In other words, Siri requires the Internet to work… and when there’s no internet, or Siri’s servers are down, it fails quite catastrophically.

That’s a big problem for the idea of Siri coming to the iPad or the iPod touch, because on those devices Apple can’t count on an always-present internet connection the way they can on the iPhone 4S. If someone using a WiFi-only iPad 3 tried to access Siri without being connected to the Internet, the service would just fall over.

Right now, if you have no internet connection on your iPhone, Siri will simply say “Siri Not Available. Connect to the Internet.” That’s all well and good for a device that rarely has a problem slurping up a data connection unless you happen to be under the ocean or in a plane 30,000 feet in the air, but a huge chunk of iPads actually go without internet capability as a matter of course.

So what’s the solution here? Apple favors simple, reliable implementations of technology, and on all base iPad 3 WiFi models, Siri can’t be implemented reliably. On the 3G and LTE models, however, Apple can depend upon internet connectivity ninety-nine times out of a hundred.

Our bet? This is simply a common sense deduction, and we have no inside source saying so, but when the iPad 3 comes out in March or April, Siri will ship only on units that have a 3G connection or better. It’ll be a premium feature for buyers willing to shell out $130 more for the guarantee of an always-on internet connection. Buy a WiFi-only model and you’ll still get a quad-core, A6-controlled iPad 3 with a gorgeous Retina Display, but Siri will be totally MIA… at least until the inevitable jailbreak hacks turn the functionality on again.

What do you think? Will Apple be okay with Siri not working all the time for WiFi users, or will they simply nix the functionality in WiFi-only models? Let us know in the comments.

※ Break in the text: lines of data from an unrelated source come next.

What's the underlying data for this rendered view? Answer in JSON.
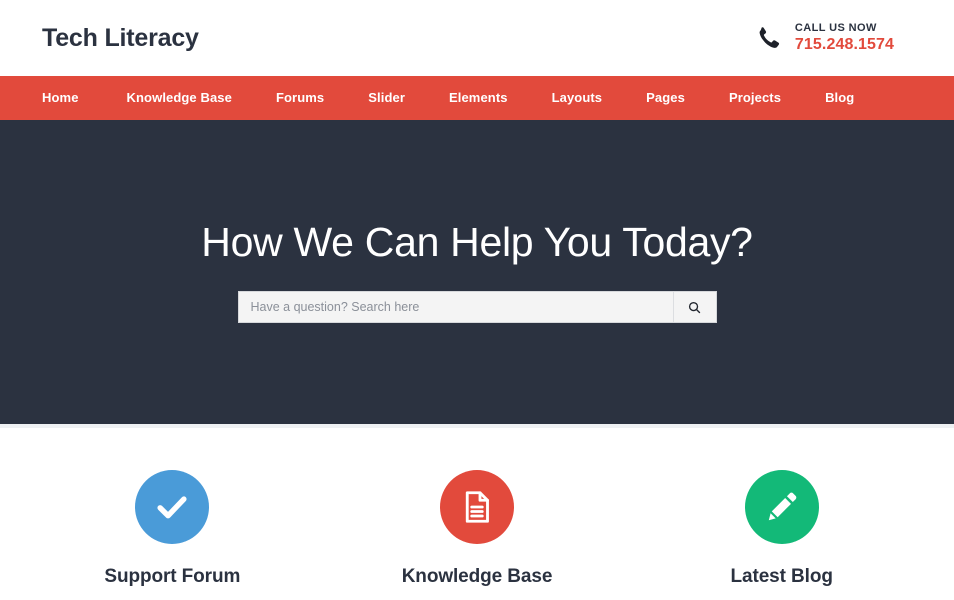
{
  "header": {
    "logo": "Tech Literacy",
    "call_label": "CALL US NOW",
    "phone": "715.248.1574",
    "phone_icon": "phone-icon"
  },
  "nav": {
    "items": [
      {
        "label": "Home",
        "active": true
      },
      {
        "label": "Knowledge Base",
        "active": false
      },
      {
        "label": "Forums",
        "active": false
      },
      {
        "label": "Slider",
        "active": false
      },
      {
        "label": "Elements",
        "active": false
      },
      {
        "label": "Layouts",
        "active": false
      },
      {
        "label": "Pages",
        "active": false
      },
      {
        "label": "Projects",
        "active": false
      },
      {
        "label": "Blog",
        "active": false
      }
    ]
  },
  "hero": {
    "title": "How We Can Help You Today?",
    "search_placeholder": "Have a question? Search here",
    "search_value": "",
    "search_icon": "search-icon"
  },
  "features": [
    {
      "icon": "check-circle-icon",
      "title": "Support Forum",
      "color": "#4a9bd8"
    },
    {
      "icon": "document-icon",
      "title": "Knowledge Base",
      "color": "#e24a3c"
    },
    {
      "icon": "pencil-icon",
      "title": "Latest Blog",
      "color": "#13b978"
    }
  ],
  "colors": {
    "accent_red": "#e24a3c",
    "hero_dark": "#2b3240",
    "feature_blue": "#4a9bd8",
    "feature_red": "#e24a3c",
    "feature_green": "#13b978",
    "page_bg": "#ffffff"
  }
}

Update: On Twitter, 9to5Mac’s Mark Gurman asked us why Apple would strip Siri functionality from a WiFi iPad 3, when they ship Safari, YouTube, Mail and the App Store on WiFi-only iPads and iPod touches? The distinction is that Siri is a core service, not an app. Siri is an interface baked into the very core of iOS, so much so that it’s launch-able by a long-press of the home button. It is much less acceptable if Siri fails than an app based upon the lack of an Internet connection when it’s a core service; in addition, it’s less obvious to laypeople why Siri requires an internet connection than why e-mail, Google Maps, the App Store or YouTube do.